Task requirements: What lines of the data include the string "JSON"? Copy them all.

---

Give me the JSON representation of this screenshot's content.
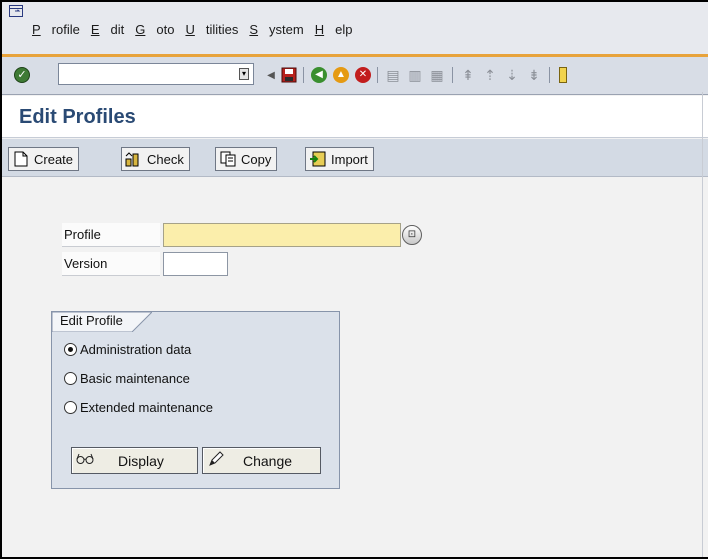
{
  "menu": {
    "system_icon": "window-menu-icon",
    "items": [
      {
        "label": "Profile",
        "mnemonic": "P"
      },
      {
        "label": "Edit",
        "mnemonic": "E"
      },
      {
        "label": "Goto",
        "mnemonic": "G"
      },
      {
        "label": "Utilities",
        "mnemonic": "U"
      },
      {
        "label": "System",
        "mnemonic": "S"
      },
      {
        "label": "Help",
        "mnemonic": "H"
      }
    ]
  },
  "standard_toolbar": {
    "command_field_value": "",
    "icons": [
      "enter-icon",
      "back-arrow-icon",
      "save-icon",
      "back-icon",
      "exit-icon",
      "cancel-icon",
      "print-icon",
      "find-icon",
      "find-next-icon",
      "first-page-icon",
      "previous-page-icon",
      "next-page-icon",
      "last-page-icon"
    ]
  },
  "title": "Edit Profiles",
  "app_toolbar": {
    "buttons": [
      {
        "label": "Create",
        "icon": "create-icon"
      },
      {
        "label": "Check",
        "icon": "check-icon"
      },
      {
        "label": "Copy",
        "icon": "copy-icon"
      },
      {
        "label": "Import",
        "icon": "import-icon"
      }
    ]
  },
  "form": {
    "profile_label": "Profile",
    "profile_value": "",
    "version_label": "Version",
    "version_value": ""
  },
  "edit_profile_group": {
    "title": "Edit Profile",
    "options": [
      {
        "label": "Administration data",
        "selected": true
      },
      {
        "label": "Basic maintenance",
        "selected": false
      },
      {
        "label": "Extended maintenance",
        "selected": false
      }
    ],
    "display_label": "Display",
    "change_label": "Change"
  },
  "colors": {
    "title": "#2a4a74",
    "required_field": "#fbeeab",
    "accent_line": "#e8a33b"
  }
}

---

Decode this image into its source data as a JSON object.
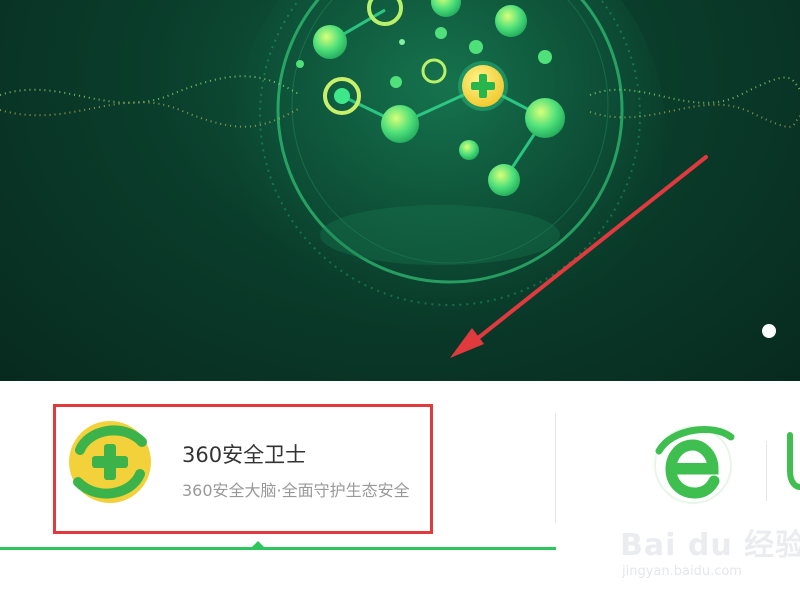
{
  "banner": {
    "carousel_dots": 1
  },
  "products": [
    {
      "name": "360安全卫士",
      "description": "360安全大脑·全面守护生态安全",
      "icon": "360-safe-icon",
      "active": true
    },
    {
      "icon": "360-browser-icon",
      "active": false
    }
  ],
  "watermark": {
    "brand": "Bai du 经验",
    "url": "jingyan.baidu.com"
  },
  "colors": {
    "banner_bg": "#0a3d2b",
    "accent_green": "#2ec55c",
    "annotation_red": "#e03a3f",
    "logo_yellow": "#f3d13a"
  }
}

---

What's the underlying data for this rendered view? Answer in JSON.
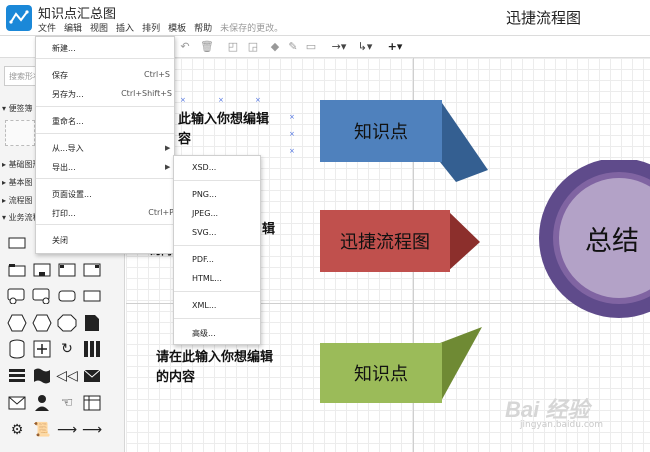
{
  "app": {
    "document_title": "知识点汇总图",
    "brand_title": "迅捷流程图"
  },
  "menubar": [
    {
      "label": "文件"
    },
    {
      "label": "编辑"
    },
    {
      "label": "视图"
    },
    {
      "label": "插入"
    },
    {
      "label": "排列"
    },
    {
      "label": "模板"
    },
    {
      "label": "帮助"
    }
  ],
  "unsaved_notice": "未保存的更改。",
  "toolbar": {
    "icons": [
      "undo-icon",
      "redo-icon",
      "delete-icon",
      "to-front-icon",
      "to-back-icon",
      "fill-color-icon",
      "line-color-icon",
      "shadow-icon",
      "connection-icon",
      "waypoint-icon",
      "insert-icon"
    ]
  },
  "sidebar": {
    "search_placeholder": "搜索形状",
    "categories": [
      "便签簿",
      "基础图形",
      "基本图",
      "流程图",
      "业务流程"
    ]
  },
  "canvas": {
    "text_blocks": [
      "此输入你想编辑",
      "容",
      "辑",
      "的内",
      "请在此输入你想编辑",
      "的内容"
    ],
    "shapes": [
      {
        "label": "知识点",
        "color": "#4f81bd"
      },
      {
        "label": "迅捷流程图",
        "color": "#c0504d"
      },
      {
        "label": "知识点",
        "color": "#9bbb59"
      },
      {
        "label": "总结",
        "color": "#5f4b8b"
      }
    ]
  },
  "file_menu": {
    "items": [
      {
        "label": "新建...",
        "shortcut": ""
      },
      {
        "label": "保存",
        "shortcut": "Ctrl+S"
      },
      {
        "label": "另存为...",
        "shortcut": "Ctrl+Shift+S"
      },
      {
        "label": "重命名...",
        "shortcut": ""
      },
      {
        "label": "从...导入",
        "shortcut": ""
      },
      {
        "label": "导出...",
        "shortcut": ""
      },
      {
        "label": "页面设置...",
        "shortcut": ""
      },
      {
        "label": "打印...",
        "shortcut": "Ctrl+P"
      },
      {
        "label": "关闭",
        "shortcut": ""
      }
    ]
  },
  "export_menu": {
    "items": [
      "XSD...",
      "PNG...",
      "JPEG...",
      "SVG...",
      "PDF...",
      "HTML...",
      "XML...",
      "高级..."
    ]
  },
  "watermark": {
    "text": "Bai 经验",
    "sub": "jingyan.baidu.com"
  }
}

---

Output for this task:
Give me the JSON representation of this screenshot's content.
Decode this image into its source data as a JSON object.
What's the underlying data for this rendered view? Answer in JSON.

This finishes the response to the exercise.